━━━━━ INPUT DATA
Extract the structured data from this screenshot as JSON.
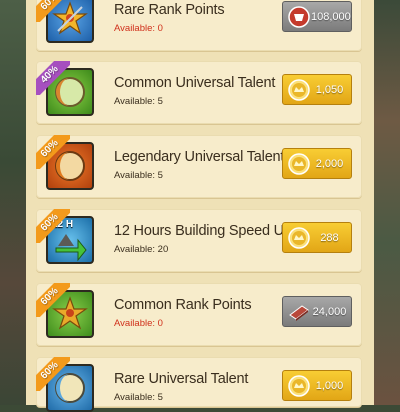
{
  "offers": [
    {
      "title": "Rare Rank Points",
      "available": "Available: 0",
      "discount": "60%",
      "price": "108,000",
      "currency": "rank-point-icon",
      "icon": "rare-rank-points-icon",
      "avail_state": "red",
      "btn": "grey",
      "ribbon": "orange"
    },
    {
      "title": "Common Universal Talent",
      "available": "Available: 5",
      "discount": "40%",
      "price": "1,050",
      "currency": "coin-icon",
      "icon": "common-universal-talent-icon",
      "avail_state": "dark",
      "btn": "gold",
      "ribbon": "purple"
    },
    {
      "title": "Legendary Universal Talent",
      "available": "Available: 5",
      "discount": "60%",
      "price": "2,000",
      "currency": "coin-icon",
      "icon": "legendary-universal-talent-icon",
      "avail_state": "dark",
      "btn": "gold",
      "ribbon": "orange"
    },
    {
      "title": "12 Hours Building Speed Up",
      "available": "Available: 20",
      "discount": "60%",
      "price": "288",
      "currency": "coin-icon",
      "icon": "building-speed-up-icon",
      "icon_text": "12 H",
      "avail_state": "dark",
      "btn": "gold",
      "ribbon": "orange"
    },
    {
      "title": "Common Rank Points",
      "available": "Available: 0",
      "discount": "60%",
      "price": "24,000",
      "currency": "rank-book-icon",
      "icon": "common-rank-points-icon",
      "avail_state": "red",
      "btn": "grey",
      "ribbon": "orange"
    },
    {
      "title": "Rare Universal Talent",
      "available": "Available: 5",
      "discount": "60%",
      "price": "1,000",
      "currency": "coin-icon",
      "icon": "rare-universal-talent-icon",
      "avail_state": "dark",
      "btn": "gold",
      "ribbon": "orange"
    }
  ],
  "colors": {
    "panel": "#efe1b6",
    "card": "#f7eccb",
    "gold_button": "#f0b824",
    "grey_button": "#8f8f8f",
    "ribbon_orange": "#f39a1b",
    "ribbon_purple": "#a64fbf",
    "unavailable_text": "#d0301b"
  }
}
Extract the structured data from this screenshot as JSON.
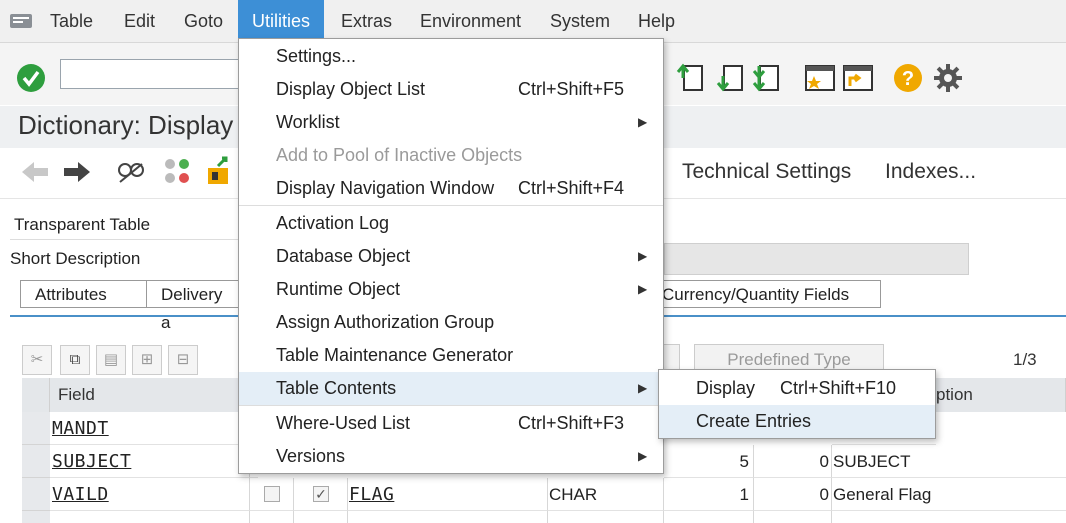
{
  "menubar": {
    "items": [
      {
        "label": "Table"
      },
      {
        "label": "Edit"
      },
      {
        "label": "Goto"
      },
      {
        "label": "Utilities"
      },
      {
        "label": "Extras"
      },
      {
        "label": "Environment"
      },
      {
        "label": "System"
      },
      {
        "label": "Help"
      }
    ]
  },
  "toolbar": {
    "command_value": ""
  },
  "title": "Dictionary: Display",
  "appbar": {
    "technical_settings": "Technical Settings",
    "indexes": "Indexes..."
  },
  "header": {
    "type_label": "Transparent Table",
    "short_desc_label": "Short Description"
  },
  "tabs": [
    {
      "label": "Attributes"
    },
    {
      "label": "Delivery a"
    },
    {
      "label": "Currency/Quantity Fields"
    }
  ],
  "table_toolbar": {
    "predefined_type": "Predefined Type",
    "page": "1/3"
  },
  "grid": {
    "headers": {
      "field": "Field",
      "description": "ption"
    },
    "rows": [
      {
        "field": "MANDT",
        "key": true,
        "init": false,
        "data_element": "",
        "type": "",
        "length": "",
        "decimals": "",
        "desc": ""
      },
      {
        "field": "SUBJECT",
        "key": false,
        "init": false,
        "data_element": "",
        "type": "",
        "length": "5",
        "decimals": "0",
        "desc": "SUBJECT"
      },
      {
        "field": "VAILD",
        "key": false,
        "init": true,
        "data_element": "FLAG",
        "type": "CHAR",
        "length": "1",
        "decimals": "0",
        "desc": "General Flag"
      }
    ]
  },
  "utilities_menu": {
    "items": [
      {
        "label": "Settings...",
        "shortcut": ""
      },
      {
        "label": "Display Object List",
        "shortcut": "Ctrl+Shift+F5"
      },
      {
        "label": "Worklist",
        "shortcut": ""
      },
      {
        "label": "Add to Pool of Inactive Objects",
        "shortcut": ""
      },
      {
        "label": "Display Navigation Window",
        "shortcut": "Ctrl+Shift+F4"
      },
      {
        "label": "Activation Log",
        "shortcut": ""
      },
      {
        "label": "Database Object",
        "shortcut": ""
      },
      {
        "label": "Runtime Object",
        "shortcut": ""
      },
      {
        "label": "Assign Authorization Group",
        "shortcut": ""
      },
      {
        "label": "Table Maintenance Generator",
        "shortcut": ""
      },
      {
        "label": "Table Contents",
        "shortcut": ""
      },
      {
        "label": "Where-Used List",
        "shortcut": "Ctrl+Shift+F3"
      },
      {
        "label": "Versions",
        "shortcut": ""
      }
    ]
  },
  "table_contents_submenu": {
    "items": [
      {
        "label": "Display",
        "shortcut": "Ctrl+Shift+F10"
      },
      {
        "label": "Create Entries",
        "shortcut": ""
      }
    ]
  },
  "colors": {
    "accent": "#3d8fd6",
    "highlight": "#e4eef7",
    "ok_green": "#2e9e3e",
    "help_orange": "#f0a800"
  }
}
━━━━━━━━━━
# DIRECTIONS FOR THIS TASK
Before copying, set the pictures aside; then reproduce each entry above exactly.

# RESPONSE BELOW
Extract the structured data from this screenshot as JSON.
{
  "offers": [
    {
      "title": "Rare Rank Points",
      "available": "Available: 0",
      "discount": "60%",
      "price": "108,000",
      "currency": "rank-point-icon",
      "icon": "rare-rank-points-icon",
      "avail_state": "red",
      "btn": "grey",
      "ribbon": "orange"
    },
    {
      "title": "Common Universal Talent",
      "available": "Available: 5",
      "discount": "40%",
      "price": "1,050",
      "currency": "coin-icon",
      "icon": "common-universal-talent-icon",
      "avail_state": "dark",
      "btn": "gold",
      "ribbon": "purple"
    },
    {
      "title": "Legendary Universal Talent",
      "available": "Available: 5",
      "discount": "60%",
      "price": "2,000",
      "currency": "coin-icon",
      "icon": "legendary-universal-talent-icon",
      "avail_state": "dark",
      "btn": "gold",
      "ribbon": "orange"
    },
    {
      "title": "12 Hours Building Speed Up",
      "available": "Available: 20",
      "discount": "60%",
      "price": "288",
      "currency": "coin-icon",
      "icon": "building-speed-up-icon",
      "icon_text": "12 H",
      "avail_state": "dark",
      "btn": "gold",
      "ribbon": "orange"
    },
    {
      "title": "Common Rank Points",
      "available": "Available: 0",
      "discount": "60%",
      "price": "24,000",
      "currency": "rank-book-icon",
      "icon": "common-rank-points-icon",
      "avail_state": "red",
      "btn": "grey",
      "ribbon": "orange"
    },
    {
      "title": "Rare Universal Talent",
      "available": "Available: 5",
      "discount": "60%",
      "price": "1,000",
      "currency": "coin-icon",
      "icon": "rare-universal-talent-icon",
      "avail_state": "dark",
      "btn": "gold",
      "ribbon": "orange"
    }
  ],
  "colors": {
    "panel": "#efe1b6",
    "card": "#f7eccb",
    "gold_button": "#f0b824",
    "grey_button": "#8f8f8f",
    "ribbon_orange": "#f39a1b",
    "ribbon_purple": "#a64fbf",
    "unavailable_text": "#d0301b"
  }
}
Extract the structured data from this screenshot as JSON.
{
  "menubar": {
    "items": [
      {
        "label": "Table"
      },
      {
        "label": "Edit"
      },
      {
        "label": "Goto"
      },
      {
        "label": "Utilities"
      },
      {
        "label": "Extras"
      },
      {
        "label": "Environment"
      },
      {
        "label": "System"
      },
      {
        "label": "Help"
      }
    ]
  },
  "toolbar": {
    "command_value": ""
  },
  "title": "Dictionary: Display",
  "appbar": {
    "technical_settings": "Technical Settings",
    "indexes": "Indexes..."
  },
  "header": {
    "type_label": "Transparent Table",
    "short_desc_label": "Short Description"
  },
  "tabs": [
    {
      "label": "Attributes"
    },
    {
      "label": "Delivery a"
    },
    {
      "label": "Currency/Quantity Fields"
    }
  ],
  "table_toolbar": {
    "predefined_type": "Predefined Type",
    "page": "1/3"
  },
  "grid": {
    "headers": {
      "field": "Field",
      "description": "ption"
    },
    "rows": [
      {
        "field": "MANDT",
        "key": true,
        "init": false,
        "data_element": "",
        "type": "",
        "length": "",
        "decimals": "",
        "desc": ""
      },
      {
        "field": "SUBJECT",
        "key": false,
        "init": false,
        "data_element": "",
        "type": "",
        "length": "5",
        "decimals": "0",
        "desc": "SUBJECT"
      },
      {
        "field": "VAILD",
        "key": false,
        "init": true,
        "data_element": "FLAG",
        "type": "CHAR",
        "length": "1",
        "decimals": "0",
        "desc": "General Flag"
      }
    ]
  },
  "utilities_menu": {
    "items": [
      {
        "label": "Settings...",
        "shortcut": ""
      },
      {
        "label": "Display Object List",
        "shortcut": "Ctrl+Shift+F5"
      },
      {
        "label": "Worklist",
        "shortcut": ""
      },
      {
        "label": "Add to Pool of Inactive Objects",
        "shortcut": ""
      },
      {
        "label": "Display Navigation Window",
        "shortcut": "Ctrl+Shift+F4"
      },
      {
        "label": "Activation Log",
        "shortcut": ""
      },
      {
        "label": "Database Object",
        "shortcut": ""
      },
      {
        "label": "Runtime Object",
        "shortcut": ""
      },
      {
        "label": "Assign Authorization Group",
        "shortcut": ""
      },
      {
        "label": "Table Maintenance Generator",
        "shortcut": ""
      },
      {
        "label": "Table Contents",
        "shortcut": ""
      },
      {
        "label": "Where-Used List",
        "shortcut": "Ctrl+Shift+F3"
      },
      {
        "label": "Versions",
        "shortcut": ""
      }
    ]
  },
  "table_contents_submenu": {
    "items": [
      {
        "label": "Display",
        "shortcut": "Ctrl+Shift+F10"
      },
      {
        "label": "Create Entries",
        "shortcut": ""
      }
    ]
  },
  "colors": {
    "accent": "#3d8fd6",
    "highlight": "#e4eef7",
    "ok_green": "#2e9e3e",
    "help_orange": "#f0a800"
  }
}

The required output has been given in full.